California shipping 'record volumes almost every month'
By TIM HEARDEN
As the worldwide demand for California almonds remains as strong as ever, there's always room for new orchard plantings, industry representatives say.
As the state's almond yield has quadrupled over the past three decades and as some 730,000 acres are under almond cultivation, almond growers thought it was virtually impossible to plant too many trees.
That confidence has waned in the past couple of years, as bad weather made for a disappointing 2009 crop and water shortages bedeviled orchards in the western San Joaquin Valley.
But domestic and overseas shipments of California almonds are still increasing at a brisk pace, said Richard Waycott, president and chief executive officer of the Almond Board of California.
"I think the remarkable thing over the last couple of years has been how we've continued to be able to virtually ship record volumes almost every month," Waycott said.
With plenty of orders to fill and with another possible near-record crop expected for 2010, California may achieve close to 800,000 almond-bearing acres in the next two or three years, he said.
"That may see a little plateau there for a while," Waycott said. "Planting slowed down here the last couple of years as pricing got a little more difficult, with the economic uncertainty and as crop inputs went way up, but we've corrected that a little."
California, which produces 80 percent of the world's almonds, was projected to have a 2009-2010 crop yield of 1.35 billion meat pounds, a drop of some 16 percent from the 1.61 billion pounds recorded for 2008-2009.
However, growers this season are on a pace to ship 1.5 billion or more pounds of nuts, which will deplete the carryover supply to about 200,000 pounds, said Dave Baker, director of member relations for Blue Diamond Growers.

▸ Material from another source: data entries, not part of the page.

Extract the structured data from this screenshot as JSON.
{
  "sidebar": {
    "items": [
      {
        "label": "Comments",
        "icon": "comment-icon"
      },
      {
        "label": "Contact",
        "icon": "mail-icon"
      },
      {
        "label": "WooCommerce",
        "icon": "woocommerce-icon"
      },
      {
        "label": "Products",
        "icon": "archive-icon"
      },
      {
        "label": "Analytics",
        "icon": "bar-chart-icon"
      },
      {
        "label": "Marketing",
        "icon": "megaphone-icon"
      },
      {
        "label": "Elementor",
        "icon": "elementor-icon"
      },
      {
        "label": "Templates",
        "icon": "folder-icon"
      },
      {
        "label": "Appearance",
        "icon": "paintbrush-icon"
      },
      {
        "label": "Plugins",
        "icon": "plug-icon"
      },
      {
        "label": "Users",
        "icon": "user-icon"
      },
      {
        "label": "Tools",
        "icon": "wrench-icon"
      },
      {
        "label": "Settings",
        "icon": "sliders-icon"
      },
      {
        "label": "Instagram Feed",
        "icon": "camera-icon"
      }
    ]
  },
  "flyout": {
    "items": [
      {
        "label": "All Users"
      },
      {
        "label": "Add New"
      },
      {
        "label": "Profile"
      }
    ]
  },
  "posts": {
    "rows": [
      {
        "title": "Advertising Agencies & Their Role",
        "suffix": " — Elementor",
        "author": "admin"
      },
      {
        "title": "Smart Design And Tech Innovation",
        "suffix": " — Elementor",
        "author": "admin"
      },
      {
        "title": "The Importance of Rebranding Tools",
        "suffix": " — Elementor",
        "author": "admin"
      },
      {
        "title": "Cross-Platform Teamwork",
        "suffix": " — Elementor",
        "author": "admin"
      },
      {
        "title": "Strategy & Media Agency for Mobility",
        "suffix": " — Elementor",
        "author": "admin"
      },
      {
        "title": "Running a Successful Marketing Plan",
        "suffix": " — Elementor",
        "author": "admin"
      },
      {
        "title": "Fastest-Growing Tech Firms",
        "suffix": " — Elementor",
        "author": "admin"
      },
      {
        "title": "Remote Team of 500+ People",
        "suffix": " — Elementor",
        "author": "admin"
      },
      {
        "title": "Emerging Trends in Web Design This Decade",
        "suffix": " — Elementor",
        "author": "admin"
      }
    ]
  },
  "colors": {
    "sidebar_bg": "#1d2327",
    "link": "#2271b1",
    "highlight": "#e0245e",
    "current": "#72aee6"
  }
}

"Currently prices have risen to levels that are reaching profitability for growers after only slumping for about 18 months," Baker said. "Prices are rebounding well due to consumption. We have some new areas in the world such as Indonesia, China, the Middle East ... that are increasing consumption."
Despite the recession, California almond shipments grew by 10 percent in the 2008-09 crop year and are 18 percent higher to date this year than last year, Waycott said. After a glut of almonds pushed prices down, they're now fetching between $2.20 and $3 a pound depending on the variety, Baker said.
Adding to the demand for California almonds is the fact that severe frost in Spain, a chief competitor, has reduced that country's crop potential, he said.
Growers in the Golden State have expected another large crop this year, but they're anxiously waiting to see what impact this year's rain-shortened bloom may have on orchards, Baker said. Nonpareils in particular seem to be the most severely affected, he said.
However, although new plantings in early 2009 dropped to the lowest they'd been in several years, nurseries this year are gearing up as growers are starting to order more trees, Baker said.
"That's normally the case when prices are being sustained at profitable levels," he said. "Growers either replant old orchards ... or expand acreage."